When I finally do find my phone, I call my husband and he has to calm me down. He thinks I’ve been in some kinds of accident. When I tell him we are pregnant he laughs in relief and disbelief.
At eight weeks, we see the heart beat in the very same room that we were told our miracle twins were gone. The same doctor does the ultrasound and we all cheer when we see that flutter. I shut my eyes so tight until I hear everyone cheer. I see that heartbeat again and cry.
Our daughter was born in August of 2012 after 5 years of trying to conceive and a very difficult pregnancy. Ten months later we found out we were pregnant again with our son. Our son came into this world in December 2013 at 28 weeks with a three month hospital stay. After seven years of trying to create our family, we were finally all together.
Even though our infertility journey is over, I am still picking up the pieces. Not only personally but financially as well. Infertility changed every aspect of my life. Not a day goes by that I don’t feel an overwhelming sense of gratitude and love for my beautiful babies. On my first mother’s day, we planted a small tree that blooms every spring in honor of those two sweet babies we lost. The tree is a reminder of what we lost, how far we have come and the transformations that have occurred since we lost those babies. Our children will know how hard we fought to bring them to us and the beautiful people that helped make this happen. My heart is filled with love and gratitude for all of you who shared in our joy and sadness and continue to give others like us a chance to make their dreams come true. From the bottom of our hearts, Thank you.
More 1 in 6 stories
When my husband and I decided to start our family, we never thought we would have any trouble getting pregnant.
Playing house, dolls, and dress-up was where my dream began, almost like it was known from the beginning that I’d live to become a mother.
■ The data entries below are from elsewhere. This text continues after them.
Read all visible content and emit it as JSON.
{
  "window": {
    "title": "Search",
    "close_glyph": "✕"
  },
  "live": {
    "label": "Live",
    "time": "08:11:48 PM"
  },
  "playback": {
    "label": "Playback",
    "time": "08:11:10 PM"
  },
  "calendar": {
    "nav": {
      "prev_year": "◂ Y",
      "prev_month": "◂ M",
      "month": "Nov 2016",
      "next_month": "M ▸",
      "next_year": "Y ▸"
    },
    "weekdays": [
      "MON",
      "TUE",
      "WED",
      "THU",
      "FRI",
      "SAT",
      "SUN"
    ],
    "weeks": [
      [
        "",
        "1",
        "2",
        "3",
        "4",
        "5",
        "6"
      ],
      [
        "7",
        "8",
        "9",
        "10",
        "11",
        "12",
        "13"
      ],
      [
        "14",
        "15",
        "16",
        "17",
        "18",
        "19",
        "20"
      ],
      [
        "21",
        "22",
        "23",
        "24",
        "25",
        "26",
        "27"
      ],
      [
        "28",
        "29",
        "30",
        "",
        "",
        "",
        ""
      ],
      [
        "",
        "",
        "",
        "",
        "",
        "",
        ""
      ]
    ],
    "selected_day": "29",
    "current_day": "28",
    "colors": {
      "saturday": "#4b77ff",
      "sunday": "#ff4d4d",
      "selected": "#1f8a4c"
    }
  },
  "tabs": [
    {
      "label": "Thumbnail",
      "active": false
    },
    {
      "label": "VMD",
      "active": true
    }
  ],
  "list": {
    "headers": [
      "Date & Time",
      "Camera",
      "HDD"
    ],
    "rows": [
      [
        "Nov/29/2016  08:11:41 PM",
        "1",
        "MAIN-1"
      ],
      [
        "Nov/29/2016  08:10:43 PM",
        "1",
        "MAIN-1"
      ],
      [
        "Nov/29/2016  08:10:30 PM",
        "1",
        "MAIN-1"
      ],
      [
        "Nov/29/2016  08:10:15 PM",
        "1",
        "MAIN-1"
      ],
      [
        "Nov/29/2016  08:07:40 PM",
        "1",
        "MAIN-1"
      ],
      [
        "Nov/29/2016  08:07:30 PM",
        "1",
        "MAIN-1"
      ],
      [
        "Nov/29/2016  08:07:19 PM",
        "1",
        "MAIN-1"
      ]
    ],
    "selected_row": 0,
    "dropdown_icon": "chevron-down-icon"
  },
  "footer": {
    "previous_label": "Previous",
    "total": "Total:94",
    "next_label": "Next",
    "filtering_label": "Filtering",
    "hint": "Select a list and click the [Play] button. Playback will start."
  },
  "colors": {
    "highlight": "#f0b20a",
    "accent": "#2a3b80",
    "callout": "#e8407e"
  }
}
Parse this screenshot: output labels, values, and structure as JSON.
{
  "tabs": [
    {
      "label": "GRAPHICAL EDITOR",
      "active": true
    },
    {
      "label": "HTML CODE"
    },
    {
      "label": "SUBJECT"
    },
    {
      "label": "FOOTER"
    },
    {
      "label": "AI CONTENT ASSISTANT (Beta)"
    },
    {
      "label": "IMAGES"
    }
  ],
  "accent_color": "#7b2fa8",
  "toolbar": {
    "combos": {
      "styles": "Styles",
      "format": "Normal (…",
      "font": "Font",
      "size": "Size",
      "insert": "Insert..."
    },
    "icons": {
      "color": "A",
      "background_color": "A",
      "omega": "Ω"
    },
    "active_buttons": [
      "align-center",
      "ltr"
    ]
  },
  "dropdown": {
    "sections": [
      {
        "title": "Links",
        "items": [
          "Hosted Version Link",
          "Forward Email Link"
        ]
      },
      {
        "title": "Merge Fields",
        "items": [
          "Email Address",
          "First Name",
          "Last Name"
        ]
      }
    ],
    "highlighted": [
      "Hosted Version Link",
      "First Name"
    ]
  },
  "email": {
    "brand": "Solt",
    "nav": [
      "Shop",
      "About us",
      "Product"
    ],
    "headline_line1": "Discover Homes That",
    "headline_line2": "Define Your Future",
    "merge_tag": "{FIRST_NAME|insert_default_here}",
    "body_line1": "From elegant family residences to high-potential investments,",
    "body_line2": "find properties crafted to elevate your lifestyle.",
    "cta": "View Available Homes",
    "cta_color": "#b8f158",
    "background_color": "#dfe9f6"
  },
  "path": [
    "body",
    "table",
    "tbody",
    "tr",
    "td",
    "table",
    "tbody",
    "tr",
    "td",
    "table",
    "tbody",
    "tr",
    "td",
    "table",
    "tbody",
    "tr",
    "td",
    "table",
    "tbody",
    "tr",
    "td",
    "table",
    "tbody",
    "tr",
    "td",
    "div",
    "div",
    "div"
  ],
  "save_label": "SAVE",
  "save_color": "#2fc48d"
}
For as long as I can remember, I always wanted to be a mom. I was the oldest of four children. I spent a lot of time watching them grow. Little did I know the struggle I would have.